Buenos días, Angel. Would you please explain what role the US Embassy plays in case I pass away here in lovely Mexico. Honestly, I have called them (US Embassy) many times but never have heard back. Gracias, Angel!

Angel responds:

Hello, Ricardo. Yes, even in post-COVID there is still a lot of backlog. Here is the role that the US consular services are supposed to play for a US citizen in Mexico:

The Office of Consular Affairs will locate and inform the next of kin of the death of the United States citizen and will provide information regarding how to arrange for the local burial or return of the remains to the United States.

The disposition of the remains is subject to the law of the United States and to the local laws of the country where the citizen died as well as to the customs requirements of the United States and abroad. Remains that are not claimed within the legal time limit and that remain unclaimed will be sent to a mass grave for burial.

The US state department has not allocated the financial resources to help return the remains or ashes of US citizens who die abroad to the family members; thus, the expenses must be paid by the relatives.

Costs and processes required are the medical death certificate, state-issued death certificate, notification of consular agency from the country of origin, embalming permits, travel permits for the deceased, and or the ashes (urn).

Powers of the US Consulate:

• Locate and notify family members.

• Provide legal information for the release of remains.

• Issue a report on the death of American citizens abroad.

• Consular mortuary certificate. Indispensable for the transfer of the body to the US (must be processed by the legal representative or funeral home).

• Assist in sending personal effects to the US.

Note: Return of remains to the United States and foreign law require the following documents before remains can be shipped from one country to another:

1. Mortuary certificate: The consular officer will prepare the consular mortuary certificate, which guarantees the sending of the remains and facilitates US customs clearance. It is in English and confirms the information on the cause of death. For this the following documentation is required:

2. Death certificate issued by the Mexico Civil Registration.

3. Embalming certificate.

4. Detailed information on transport to be used.

5. Information on the destination of the remains.

John and Jane, from Boston, ask: 

Hi, Angel. Thanks for doing this for the community. You are much appreciated! 

Our question is: We have seen many services offered posthumously to deal with the possible litigation and bureaucracy that follow the death of a foreigner in Mexico. They seem to be all over the place in prices and each advocacy group handles a piece of the puzzle, but none of them apparently handles the «all to all» circumstance, if you will. What do you recommend?

Angel responds:

Hi, John and Jane. You are absolutely right, there is a long list of things that need to be taken care of after a member of the guest community passes away, beginning with funeral services, medical death certificates, state-issued death certificates, notification to the embassy of the deceased’s country of origin before even entering next of kin notifications, and all subsequent situations such as distribution of estate assets (including liquid assets and personal possessions) and debt settlement. 

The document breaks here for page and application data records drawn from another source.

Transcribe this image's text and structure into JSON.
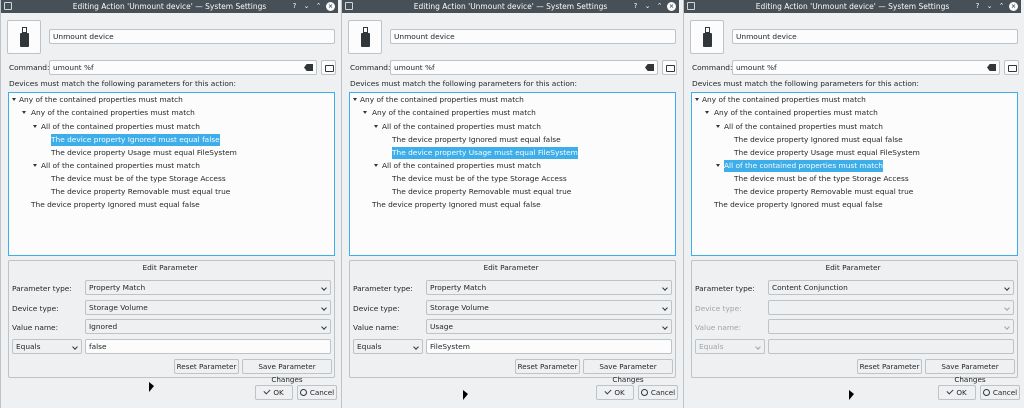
{
  "window_title": "Editing Action 'Unmount device' — System Settings",
  "title_buttons": [
    "?",
    "⌄",
    "⌃",
    "×"
  ],
  "action_name": "Unmount device",
  "command_label": "Command:",
  "command_value": "umount %f",
  "devices_label": "Devices must match the following parameters for this action:",
  "tree_items": [
    "Any of the contained properties must match",
    "Any of the contained properties must match",
    "All of the contained properties must match",
    "The device property Ignored must equal false",
    "The device property Usage must equal FileSystem",
    "All of the contained properties must match",
    "The device must be of the type Storage Access",
    "The device property Removable must equal true",
    "The device property Ignored must equal false"
  ],
  "edit_parameter_title": "Edit Parameter",
  "labels": {
    "parameter_type": "Parameter type:",
    "device_type": "Device type:",
    "value_name": "Value name:"
  },
  "buttons": {
    "reset": "Reset Parameter",
    "save": "Save Parameter Changes",
    "ok": "OK",
    "cancel": "Cancel"
  },
  "panels": [
    {
      "selected_item": 3,
      "parameter_type": "Property Match",
      "device_type": "Storage Volume",
      "value_name": "Ignored",
      "comparison": "Equals",
      "value": "false",
      "fields_enabled": true
    },
    {
      "selected_item": 4,
      "parameter_type": "Property Match",
      "device_type": "Storage Volume",
      "value_name": "Usage",
      "comparison": "Equals",
      "value": "FileSystem",
      "fields_enabled": true
    },
    {
      "selected_item": 5,
      "parameter_type": "Content Conjunction",
      "device_type": "",
      "value_name": "",
      "comparison": "Equals",
      "value": "",
      "fields_enabled": false
    }
  ],
  "colors": {
    "selection": "#3daee9",
    "titlebar": "#475057",
    "window_bg": "#eff0f1"
  }
}
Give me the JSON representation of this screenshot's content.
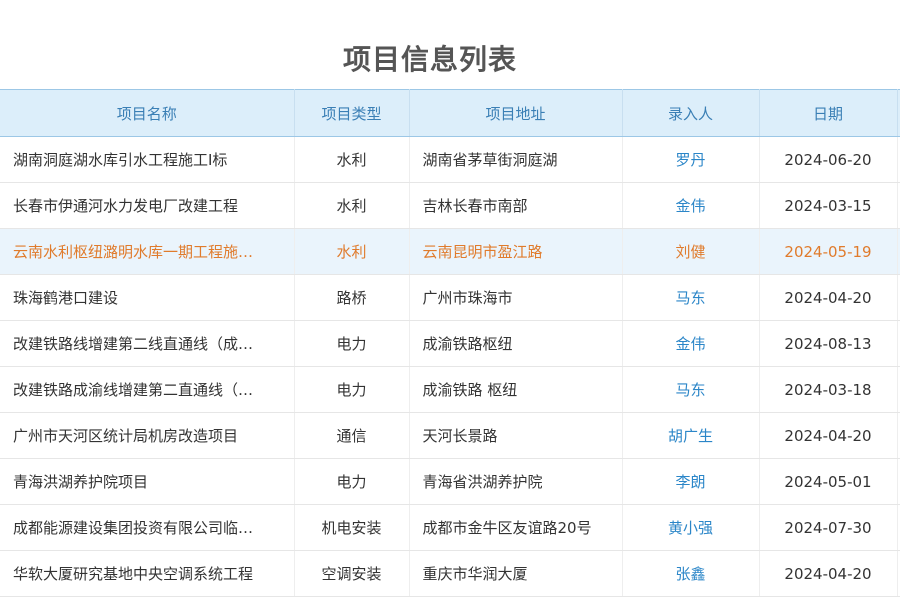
{
  "page": {
    "title": "项目信息列表"
  },
  "table": {
    "headers": [
      "项目名称",
      "项目类型",
      "项目地址",
      "录入人",
      "日期"
    ],
    "rows": [
      {
        "name": "湖南洞庭湖水库引水工程施工I标",
        "type": "水利",
        "address": "湖南省茅草街洞庭湖",
        "person": "罗丹",
        "date": "2024-06-20"
      },
      {
        "name": "长春市伊通河水力发电厂改建工程",
        "type": "水利",
        "address": "吉林长春市南部",
        "person": "金伟",
        "date": "2024-03-15"
      },
      {
        "name": "云南水利枢纽潞明水库一期工程施…",
        "type": "水利",
        "address": "云南昆明市盈江路",
        "person": "刘健",
        "date": "2024-05-19"
      },
      {
        "name": "珠海鹤港口建设",
        "type": "路桥",
        "address": "广州市珠海市",
        "person": "马东",
        "date": "2024-04-20"
      },
      {
        "name": "改建铁路线增建第二线直通线（成…",
        "type": "电力",
        "address": "成渝铁路枢纽",
        "person": "金伟",
        "date": "2024-08-13"
      },
      {
        "name": "改建铁路成渝线增建第二直通线（…",
        "type": "电力",
        "address": "成渝铁路 枢纽",
        "person": "马东",
        "date": "2024-03-18"
      },
      {
        "name": "广州市天河区统计局机房改造项目",
        "type": "通信",
        "address": "天河长景路",
        "person": "胡广生",
        "date": "2024-04-20"
      },
      {
        "name": "青海洪湖养护院项目",
        "type": "电力",
        "address": "青海省洪湖养护院",
        "person": "李朗",
        "date": "2024-05-01"
      },
      {
        "name": "成都能源建设集团投资有限公司临…",
        "type": "机电安装",
        "address": "成都市金牛区友谊路20号",
        "person": "黄小强",
        "date": "2024-07-30"
      },
      {
        "name": "华软大厦研究基地中央空调系统工程",
        "type": "空调安装",
        "address": "重庆市华润大厦",
        "person": "张鑫",
        "date": "2024-04-20"
      }
    ],
    "highlighted_row": 2
  },
  "colors": {
    "header_bg": "#dceefa",
    "header_text": "#3a7fb5",
    "person_link": "#2b86c8",
    "highlight_text": "#e07b2c",
    "highlight_bg": "#eaf4fc"
  }
}
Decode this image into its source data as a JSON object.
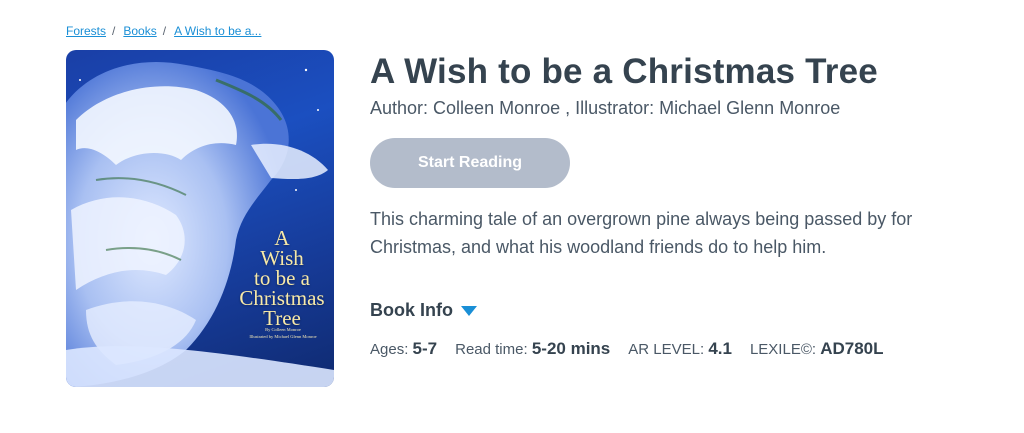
{
  "breadcrumb": {
    "items": [
      "Forests",
      "Books",
      "A Wish to be a..."
    ],
    "separator": "/"
  },
  "cover": {
    "title_lines": [
      "A",
      "Wish",
      "to be a",
      "Christmas",
      "Tree"
    ],
    "credits": [
      "By Colleen Monroe",
      "Illustrated by Michael Glenn Monroe"
    ]
  },
  "book": {
    "title": "A Wish to be a Christmas Tree",
    "byline": "Author: Colleen Monroe , Illustrator: Michael Glenn Monroe",
    "start_label": "Start Reading",
    "description": "This charming tale of an overgrown pine always being passed by for Christmas, and what his woodland friends do to help him.",
    "info_label": "Book Info",
    "meta": {
      "ages_label": "Ages:",
      "ages_value": "5-7",
      "read_label": "Read time:",
      "read_value": "5-20 mins",
      "ar_label": "AR LEVEL:",
      "ar_value": "4.1",
      "lexile_label": "LEXILE©:",
      "lexile_value": "AD780L"
    }
  },
  "colors": {
    "link": "#1a8fd6",
    "button_disabled": "#b3bccb",
    "heading": "#35434f",
    "cover_blue": "#1b4fc0"
  }
}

There is a “one-stop shop” policy available here in San Miguel de Allende that caters to all of this as well as interfaces with family left behind to ensure a smooth transition and a peaceful process for heirs that embraces and bridges the language barrier as well as contemplates the legal and fiscal ramifications for all.

This policy also covers the creation and inclusion of a primary emergency contact if something happens to you anywhere in the Mexican Federation as well as the creation of the numerous documents that are adapted to assimilate them under Mexican law, such as an advance medical directive, a last will and testament, a durable power of attorney and a DNR. The program is called AfterLife™ and is now available nationwide. You can get more information at www.inmtec.com or contact me directly at afterlife@inmtec.net.

Thank you all for your questions this week. For more specific information on Inmtec Legal Services™, Inmtec Title Services™, Inmtec Insurance™, Estate Planning, Asset Protection, and AfterLife™ Medical Advocacy by Inmtec™, please contact Angel Marin Díaz at info@inmtec.net, 415 121 9005 or www.inmtec.com  

*AfterLife™ is a national program available exclusively through Inmtec™ that sees to the professional production of all the documents needed to oversee issues such as medical advocacy, pre- and post-death planning, the care and transport of physical remains, and all issues regarding probate and emergency contact communication with friends and family for the peaceful transition of assets.